Questions still need to be asked why this set-back from HSD is now specified at only 90 metres. One would expect the set-back would be more than the previously specified 78-98 metres.

This draft policy clearly avoids any detail or scientific data to back up generalized comments and statements which effectively give the discretionary power back to the authority of the government of the day.

Overshadowing Clause is not Strong Enough

This amenity provision now clearly requires that the West Australian coastal foreshore be ‘not detrimentally affected’ by any significant overshadowing of the foreshore.

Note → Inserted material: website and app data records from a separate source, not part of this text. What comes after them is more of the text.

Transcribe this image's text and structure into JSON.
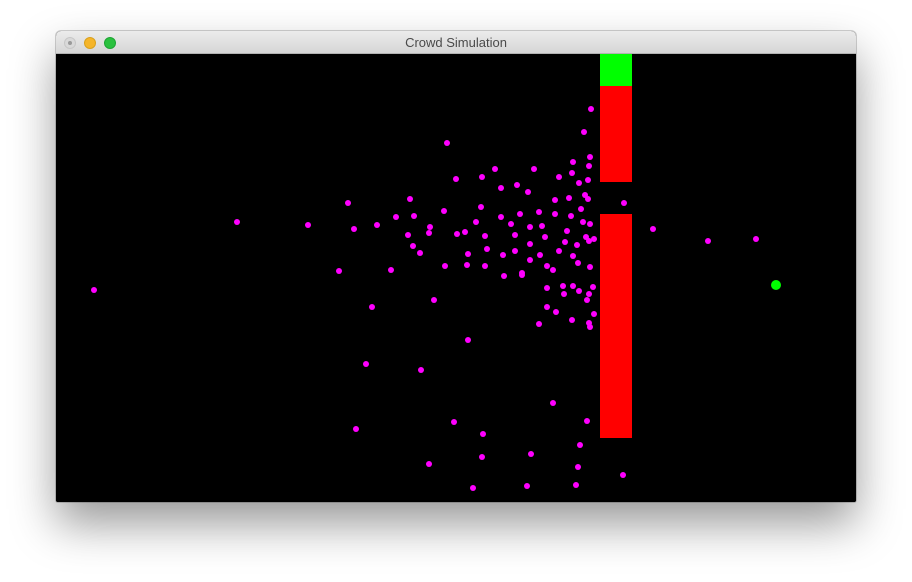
{
  "window": {
    "title": "Crowd Simulation",
    "buttons": [
      {
        "name": "close",
        "color": "#d9d9d9"
      },
      {
        "name": "minimize",
        "color": "#f5b52a"
      },
      {
        "name": "zoom",
        "color": "#2ac13f"
      }
    ]
  },
  "scene": {
    "background": "#000000",
    "agent_color": "#ff00ff",
    "goal_color": "#00ff00",
    "wall_color": "#ff0000",
    "exit_color": "#00ff00"
  }
}
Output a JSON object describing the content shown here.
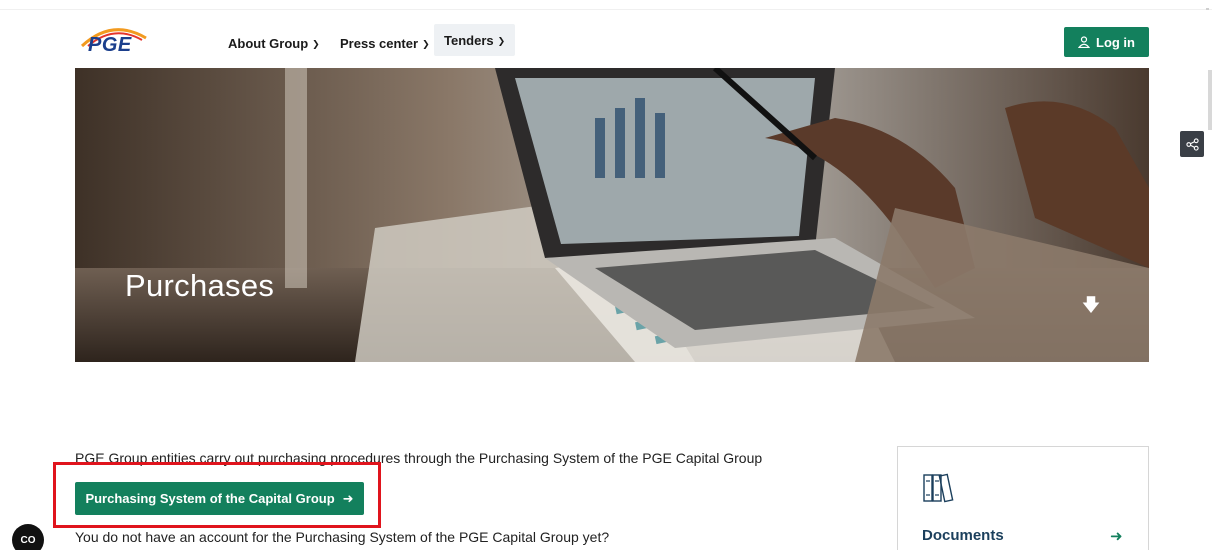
{
  "header": {
    "logo_text": "PGE",
    "nav": [
      {
        "label": "About Group"
      },
      {
        "label": "Press center"
      },
      {
        "label": "Tenders"
      }
    ],
    "login_label": "Log in"
  },
  "hero": {
    "title": "Purchases",
    "scroll_icon": "arrow-down-icon"
  },
  "share": {
    "icon": "share-icon"
  },
  "content": {
    "intro": "PGE Group entities carry out purchasing procedures through the Purchasing System of the PGE Capital Group",
    "purchasing_button": "Purchasing System of the Capital Group",
    "account_question": "You do not have an account for the Purchasing System of the PGE Capital Group yet?"
  },
  "sidebar_card": {
    "label": "Documents",
    "icon": "binders-icon"
  },
  "cookie_badge": {
    "label": "CO"
  },
  "colors": {
    "accent_green": "#13805d",
    "brand_blue": "#1b3f8c",
    "highlight_red": "#e0141d"
  }
}
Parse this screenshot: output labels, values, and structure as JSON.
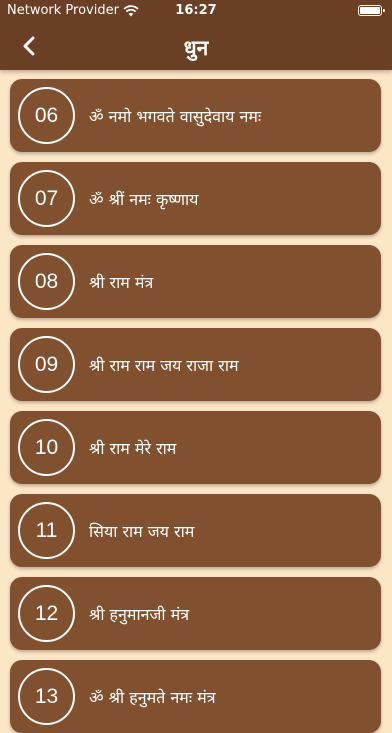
{
  "status_bar": {
    "carrier": "Network Provider",
    "time": "16:27"
  },
  "header": {
    "title": "धुन",
    "back_icon": "chevron-left-icon"
  },
  "colors": {
    "header_bg": "#6b3f24",
    "card_bg": "#80502f",
    "page_bg": "#fbe6c6",
    "text": "#ffffff"
  },
  "items": [
    {
      "number": "06",
      "label": "ॐ नमो भगवते वासुदेवाय नमः"
    },
    {
      "number": "07",
      "label": "ॐ श्रीं नमः कृष्णाय"
    },
    {
      "number": "08",
      "label": "श्री राम मंत्र"
    },
    {
      "number": "09",
      "label": "श्री राम राम जय राजा राम"
    },
    {
      "number": "10",
      "label": "श्री राम मेरे राम"
    },
    {
      "number": "11",
      "label": "सिया राम जय राम"
    },
    {
      "number": "12",
      "label": "श्री हनुमानजी मंत्र"
    },
    {
      "number": "13",
      "label": "ॐ श्री हनुमते नमः मंत्र"
    }
  ]
}
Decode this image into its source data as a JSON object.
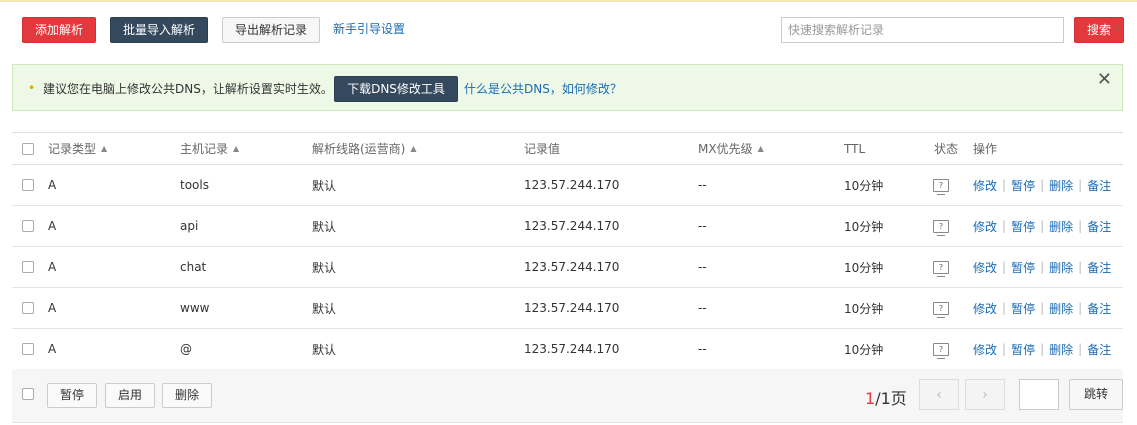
{
  "toolbar": {
    "add_label": "添加解析",
    "import_label": "批量导入解析",
    "export_label": "导出解析记录",
    "guide_label": "新手引导设置",
    "search_placeholder": "快速搜索解析记录",
    "search_label": "搜索"
  },
  "notice": {
    "text": "建议您在电脑上修改公共DNS，让解析设置实时生效。",
    "download_label": "下载DNS修改工具",
    "link_text": "什么是公共DNS，如何修改？",
    "close_glyph": "✕"
  },
  "table": {
    "headers": {
      "type": "记录类型",
      "host": "主机记录",
      "line": "解析线路(运营商)",
      "value": "记录值",
      "mx": "MX优先级",
      "ttl": "TTL",
      "status": "状态",
      "ops": "操作"
    },
    "sort_glyph": "▲",
    "status_glyph": "?",
    "ops": {
      "edit": "修改",
      "pause": "暂停",
      "delete": "删除",
      "note": "备注",
      "sep": "|"
    },
    "rows": [
      {
        "type": "A",
        "host": "tools",
        "line": "默认",
        "value": "123.57.244.170",
        "mx": "--",
        "ttl": "10分钟"
      },
      {
        "type": "A",
        "host": "api",
        "line": "默认",
        "value": "123.57.244.170",
        "mx": "--",
        "ttl": "10分钟"
      },
      {
        "type": "A",
        "host": "chat",
        "line": "默认",
        "value": "123.57.244.170",
        "mx": "--",
        "ttl": "10分钟"
      },
      {
        "type": "A",
        "host": "www",
        "line": "默认",
        "value": "123.57.244.170",
        "mx": "--",
        "ttl": "10分钟"
      },
      {
        "type": "A",
        "host": "@",
        "line": "默认",
        "value": "123.57.244.170",
        "mx": "--",
        "ttl": "10分钟"
      }
    ]
  },
  "footer": {
    "pause_label": "暂停",
    "enable_label": "启用",
    "delete_label": "删除",
    "current_page": "1",
    "total_pages": "/1页",
    "prev_glyph": "‹",
    "next_glyph": "›",
    "jump_label": "跳转"
  },
  "colors": {
    "primary_red": "#e4393c",
    "dark_button": "#34495e",
    "link_blue": "#1a6bb5",
    "notice_bg": "#eef8e6"
  },
  "icons": {
    "close": "close-icon",
    "sort": "sort-up-icon",
    "status": "status-help-icon",
    "prev": "chevron-left-icon",
    "next": "chevron-right-icon"
  }
}
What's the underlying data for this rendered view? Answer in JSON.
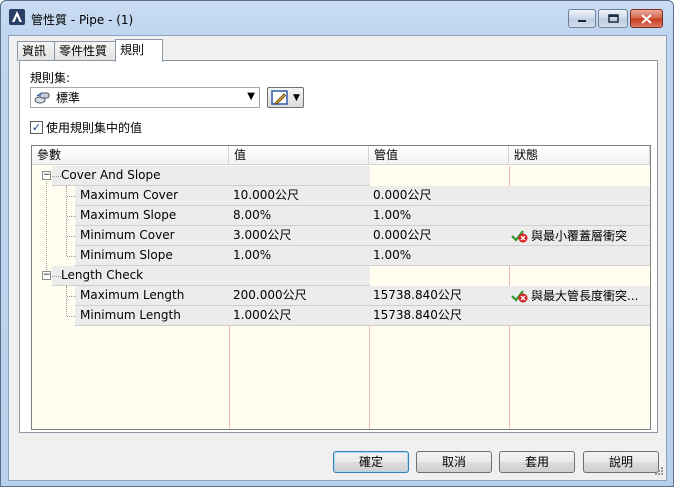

Although the consideration of overshadowing is justified the document the words ‘not significantly affected’, effectively leaves the door open for some level of overshadowing.

Overshadowing should be defined by the correct algorithms, key solar exposure/shade angles and incorporate verifiable times of use by visitors to the beach and public amenities along the coast that relate to such environmental considerations.  This was clearly defined by the 2004 solar study for Cottesloe Beach.

Maximum Heights Clause Open to Manipulation

The maximum heights are no longer specified as they were in the previous Policy document.  It now simply refers to the ‘desired character and amenity’ of the locality. This is purely subjective and open to manipulation by future governments and lobby groups.

Vulnerable Coastline Interpretation

There has been added a ‘vulnerable coastline area’ section in the draft document that allows a new designation to land titles considered at risk over the next 100 years.

Who actually decides what is a vulnerable coastline area will be interesting.


Click to view three 45 second videos comparing the coastline  at Cottesloe Beach in the years 2011, 2030 and 2100:
Cotttesloe Beach Ocean Level in 2011

Cottesloe Beach Projected Ocean Level in year 2100

Cottesloe Beach Projected Ocean Level in year 2100

Consequences of Inaction

No action or late action will mean we are definitely going to be facing 7-10 metre seawalls by the end of the century, as shown in recent newspaper articles.

‘Huge, ugly sea walls’ will prevail, as they have in many other erosion locations around the world, where it was all left too late and ingress was denied.

Cost of Beach Stabilisation Methods

Beaches on The Gold Coast, Queensland, Australia, use artificial sand pumping and stabilization methods extensively all year round, to hold the beach in place. This is costing the community $35 a beach visit.

This cost would be much higher for Cottesloe Beach, notwithstanding the reduction of quality of the beach.

Coastal Hazards

The draft policy actually clearly states that development should be avoided where there is danger of coastal hazards.  There are definite future hazards facing Cottesloe Beach.

 40-metres Cross Erosion Allowance


This condition virtually wipes out most of Cottesloe Beach up to the current sand dunes if the beach alignment is worked out using this principle.

The use of 100 times the 100-year State estimated ocean level rise of 0.9 meters is a general figure and is a good guide at this time. But there is a need for some adaptability to scientific forecasts.

That figure puts at risk most properties along Marine Parade if there is no allowance for a buffer zone or reclamation reserve. This allowance applies in sandy coastlines, which with current ocean levels includes much of the Cottesloe Beach zone.

This regulation alone obviously eliminates the validity of having 5-storey development in key locations along the Marine Parade alignment, at Cottesloe.

Coastal Planning Western Australia Potential Solutions

My guess is that a hybrid solution of some sea walls will be in place at the end of the century but without our beach still looking pristine as it does now.

Some limited engineering may be needed to hold back erosion but it will need to be restricted in order to reduce costs and limit disturbance of the natural environment.

The beach must be allowed to move eastwards to calculated degree. Planners should allow for this in planning schemes.

To date the public interest has not been handled well by all parties. Hopefully with proper focus on this draft coastal planning Western Australia policy document, much can be redefined to create developer certainty that is in the long-term public interest.